Those who are avid readers often fondly remember the books that seemed to have changed our lives. Many of the books that have stuck with me, I read during my teenage years. Adolescence is a time in life when people struggle with identity and seek to be understood. The books we connect with at this time can be an extremely powerful influence—sometimes as powerful as a friend, a counselor, or a family member.
Not much time has passed since I was a teen, but young adult books seem a lot different to me now. More appear open and honest about the struggles actual kids go through, and Parachuting by Leora Freedman is this kind of book. It doesn't shy away from delving into the realistic challenges of the main character, sixteen-year-old Zoe Diamond. There is no sugarcoating in this book, thankfully!
Parachuting is Freedman's second novel, a follow up to Ivory Pomegranate, which won several awards in Israel. This book is a coming of age novel in which Zoe struggles with a suicidal best friend, a confusing crush on her Hebrew School teacher, and asking big questions about life and identity. She has sex, cuts class, and smokes pot—all things I imagine would make her more relatable to teenage readers.

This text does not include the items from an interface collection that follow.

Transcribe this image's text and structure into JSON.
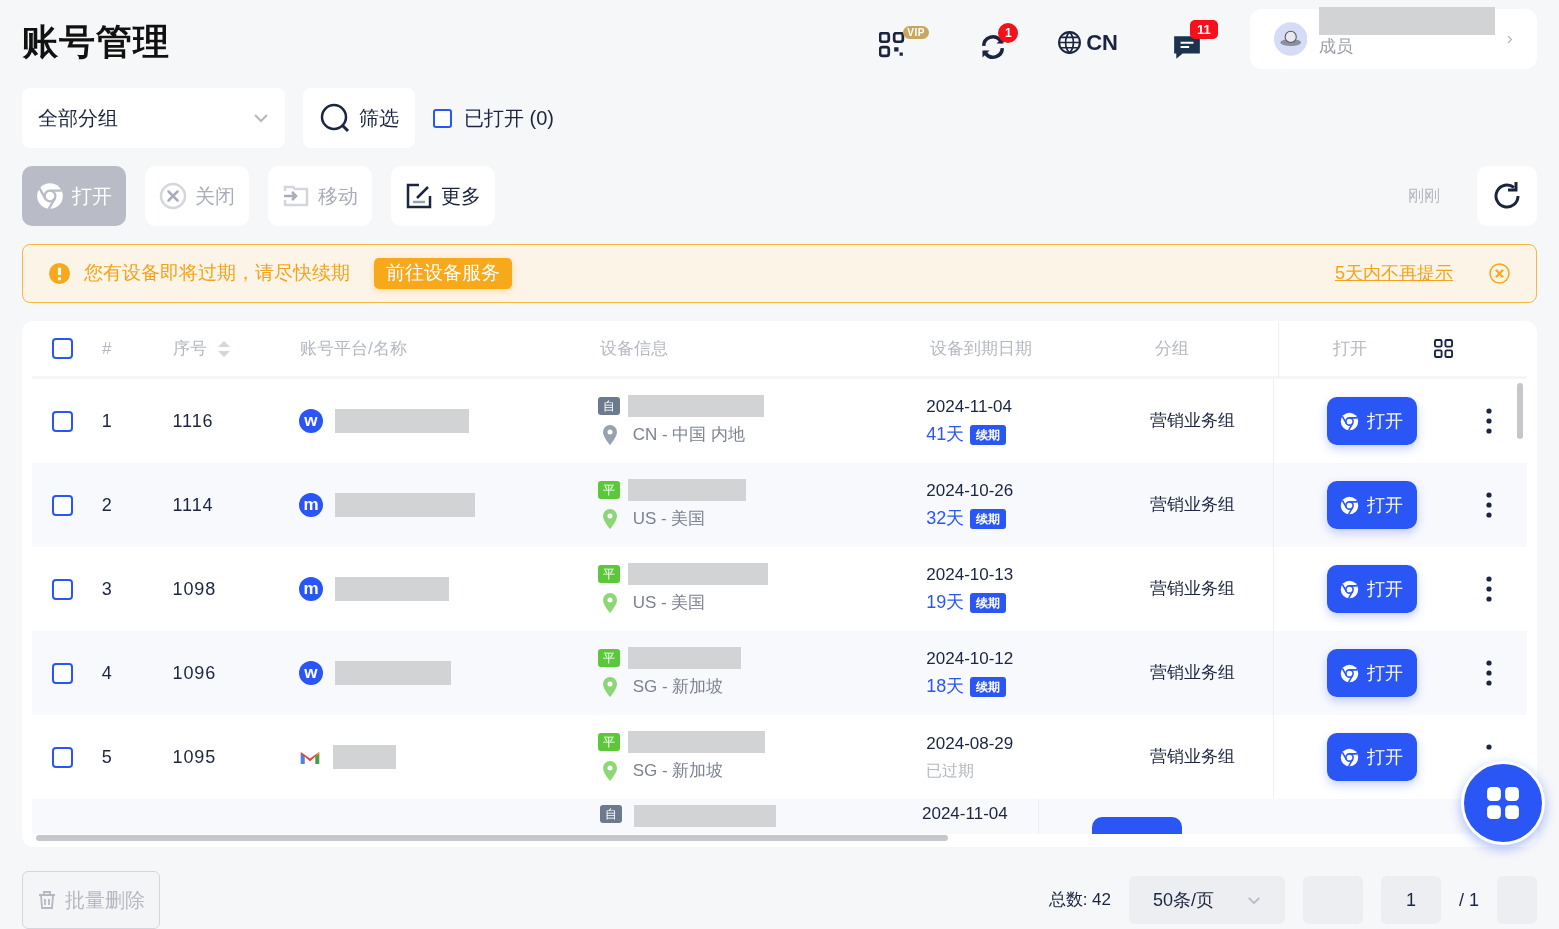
{
  "title": "账号管理",
  "header": {
    "vip_badge": "VIP",
    "sync_count": "1",
    "language": "CN",
    "message_count": "11",
    "user_role": "成员"
  },
  "toolbar": {
    "group_select": "全部分组",
    "filter": "筛选",
    "opened_filter": {
      "label": "已打开 (0)",
      "checked": false
    }
  },
  "actions": [
    {
      "kind": "open",
      "label": "打开",
      "disabled": true
    },
    {
      "kind": "close",
      "label": "关闭",
      "disabled": true
    },
    {
      "kind": "move",
      "label": "移动",
      "disabled": true
    },
    {
      "kind": "more",
      "label": "更多",
      "disabled": false
    }
  ],
  "refresh_label": "刚刚",
  "alert": {
    "message": "您有设备即将过期，请尽快续期",
    "action": "前往设备服务",
    "dismiss": "5天内不再提示"
  },
  "table": {
    "select_all": false,
    "columns": [
      "#",
      "序号",
      "账号平台/名称",
      "设备信息",
      "设备到期日期",
      "分组",
      "打开"
    ],
    "rows": [
      {
        "checked": false,
        "index": "1",
        "serial": "1116",
        "platform": {
          "kind": "letter",
          "mark": "w"
        },
        "device": {
          "badge": "自",
          "color": "#6b7a8c",
          "location": "CN - 中国 内地"
        },
        "expiry": {
          "date": "2024-11-04",
          "kind": "remaining",
          "days": "41天",
          "renew": "续期"
        },
        "group": "营销业务组",
        "open": "打开"
      },
      {
        "checked": false,
        "index": "2",
        "serial": "1114",
        "platform": {
          "kind": "letter",
          "mark": "m"
        },
        "device": {
          "badge": "平",
          "color": "#5cc73a",
          "location": "US - 美国"
        },
        "expiry": {
          "date": "2024-10-26",
          "kind": "remaining",
          "days": "32天",
          "renew": "续期"
        },
        "group": "营销业务组",
        "open": "打开"
      },
      {
        "checked": false,
        "index": "3",
        "serial": "1098",
        "platform": {
          "kind": "letter",
          "mark": "m"
        },
        "device": {
          "badge": "平",
          "color": "#5cc73a",
          "location": "US - 美国"
        },
        "expiry": {
          "date": "2024-10-13",
          "kind": "remaining",
          "days": "19天",
          "renew": "续期"
        },
        "group": "营销业务组",
        "open": "打开"
      },
      {
        "checked": false,
        "index": "4",
        "serial": "1096",
        "platform": {
          "kind": "letter",
          "mark": "w"
        },
        "device": {
          "badge": "平",
          "color": "#5cc73a",
          "location": "SG - 新加坡"
        },
        "expiry": {
          "date": "2024-10-12",
          "kind": "remaining",
          "days": "18天",
          "renew": "续期"
        },
        "group": "营销业务组",
        "open": "打开"
      },
      {
        "checked": false,
        "index": "5",
        "serial": "1095",
        "platform": {
          "kind": "mail"
        },
        "device": {
          "badge": "平",
          "color": "#5cc73a",
          "location": "SG - 新加坡"
        },
        "expiry": {
          "date": "2024-08-29",
          "kind": "expired",
          "status": "已过期"
        },
        "group": "营销业务组",
        "open": "打开"
      }
    ],
    "partial_row": {
      "badge": "自",
      "color": "#6b7a8c",
      "date": "2024-11-04"
    }
  },
  "footer": {
    "batch_delete": "批量删除",
    "total": "总数: 42",
    "page_size": "50条/页",
    "page": "1",
    "pages": "/ 1"
  }
}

Freedman is spot-on in writing a believably self-absorbed teenager. So, given that I was reading Parachuting as an adult, it was sometimes annoying to be immersed back in that phase of life. But the feelings explored throughout the book—confusion, anger, depression—are ones we can all understand.
It would have been interesting to delve deeper into some of the issues touched only on the surface in the book, like the state of the Israeli-Palestinian conflict in 1973 or the race relations at Zoe's school. Hannah Senesh, the real-life Israeli parachuter whom Zoe admires, has a very fascinating biography, and it would have been neat to hear more about her in the story. A strong female role model in a YA book is always a good thing!
It was refreshing to read a young adult novel that deals with the important themes of queerness and trauma. Freedman treats her readers with respect, wrestling with the true challenges of being a teenager rather then pretending high school is the best time of our lives.